UPDATE | Suspect in Louisiana church fires charged with hate crimes
OPELOUSAS, La. (AP) — The white man suspected in the burnings of three African American churches in Louisiana will remain in jail, denied bond Monday by a judge, as state prosecutors added new charges declaring the arsons a hate crime.
Twenty-one-year-old Holden Matthews, the son of a sheriff’s deputy, entered his not guilty plea via video conference from the St. Landry Parish jail. The judge set a September trial date.
In denying bail, state District Judge James Doherty sided with law enforcement officials who said they worried Matthews would try to flee the area or set more fires.
“We felt that he was an immediate risk to public safety,” said Louisiana Fire Marshal Butch Browning. “In my mind, I felt another fire was imminent.”

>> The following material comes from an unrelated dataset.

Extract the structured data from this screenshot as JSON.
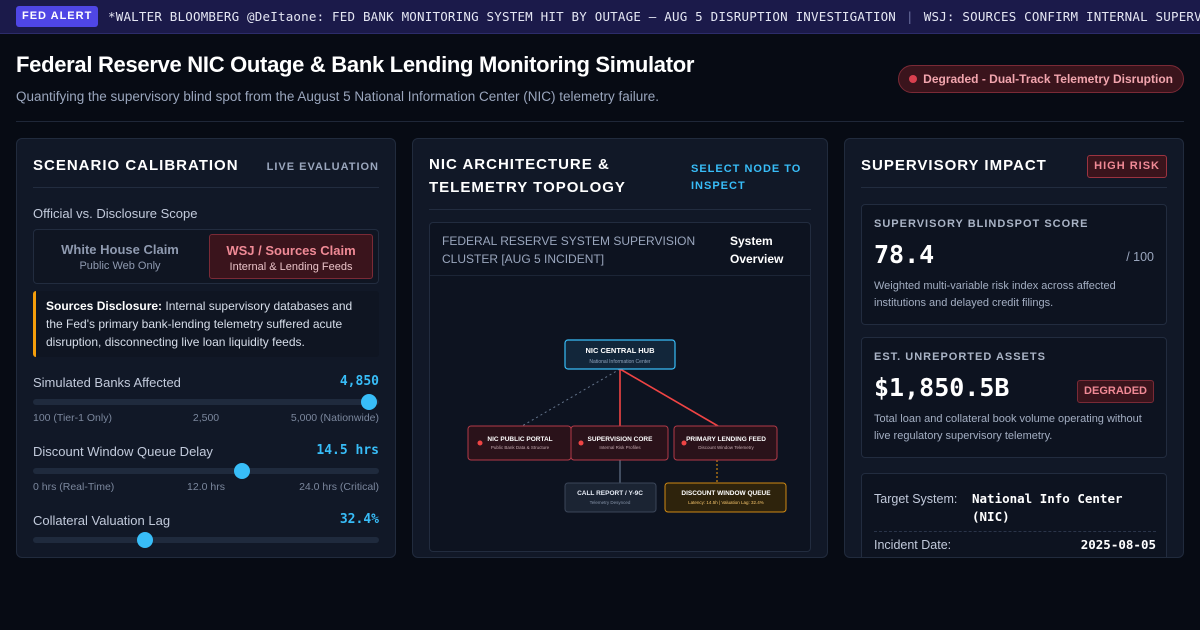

Testifying in court, Browning outlined a litany of evidence, including some new details of the investigation, that he said tied Matthews to the torching of the three black churches over 10 days.

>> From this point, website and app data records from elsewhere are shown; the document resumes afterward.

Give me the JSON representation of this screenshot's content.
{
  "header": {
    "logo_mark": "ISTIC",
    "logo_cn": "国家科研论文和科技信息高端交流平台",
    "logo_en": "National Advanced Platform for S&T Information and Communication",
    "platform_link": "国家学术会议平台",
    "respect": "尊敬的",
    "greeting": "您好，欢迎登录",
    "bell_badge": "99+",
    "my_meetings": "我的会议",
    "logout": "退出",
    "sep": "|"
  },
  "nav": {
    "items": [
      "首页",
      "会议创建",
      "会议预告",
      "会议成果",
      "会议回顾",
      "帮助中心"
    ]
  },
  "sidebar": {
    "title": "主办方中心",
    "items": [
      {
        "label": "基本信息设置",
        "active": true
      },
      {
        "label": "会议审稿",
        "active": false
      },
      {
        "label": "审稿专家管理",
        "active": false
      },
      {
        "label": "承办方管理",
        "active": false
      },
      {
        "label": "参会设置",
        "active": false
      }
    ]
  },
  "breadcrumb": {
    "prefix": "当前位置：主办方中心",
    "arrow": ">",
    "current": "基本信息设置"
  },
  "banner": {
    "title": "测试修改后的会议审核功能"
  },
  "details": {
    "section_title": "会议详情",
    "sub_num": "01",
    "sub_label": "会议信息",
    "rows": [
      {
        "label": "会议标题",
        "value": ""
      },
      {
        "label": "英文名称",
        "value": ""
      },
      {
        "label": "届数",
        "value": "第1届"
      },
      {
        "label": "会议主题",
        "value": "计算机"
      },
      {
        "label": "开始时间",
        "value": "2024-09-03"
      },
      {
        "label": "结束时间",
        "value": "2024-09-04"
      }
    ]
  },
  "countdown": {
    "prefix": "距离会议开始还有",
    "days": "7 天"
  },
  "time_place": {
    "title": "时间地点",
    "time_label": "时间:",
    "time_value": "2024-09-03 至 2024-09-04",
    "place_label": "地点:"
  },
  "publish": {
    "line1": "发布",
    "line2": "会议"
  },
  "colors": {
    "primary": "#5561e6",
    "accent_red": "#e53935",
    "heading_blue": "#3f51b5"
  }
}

The fire marshal described cellphone records placing Matthews at the fire locations, and he said images on the phone showed all three churches burning before law enforcement arrived and showed Matthews “claiming responsibility” for the fires.

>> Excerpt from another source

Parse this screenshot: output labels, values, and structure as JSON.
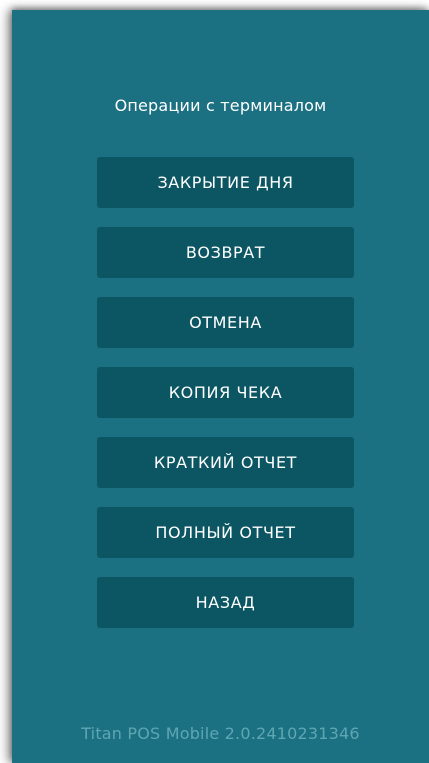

Matthews, who had no previous criminal record, was arrested Wednesday on three charges of arson of a religious building. Prosecutors filed documents Monday adding three more charges, accusing Matthews of violating Louisiana’s hate crime law, confirming that they believe the fires were racially motivated, a link authorities had previously stopped short of making.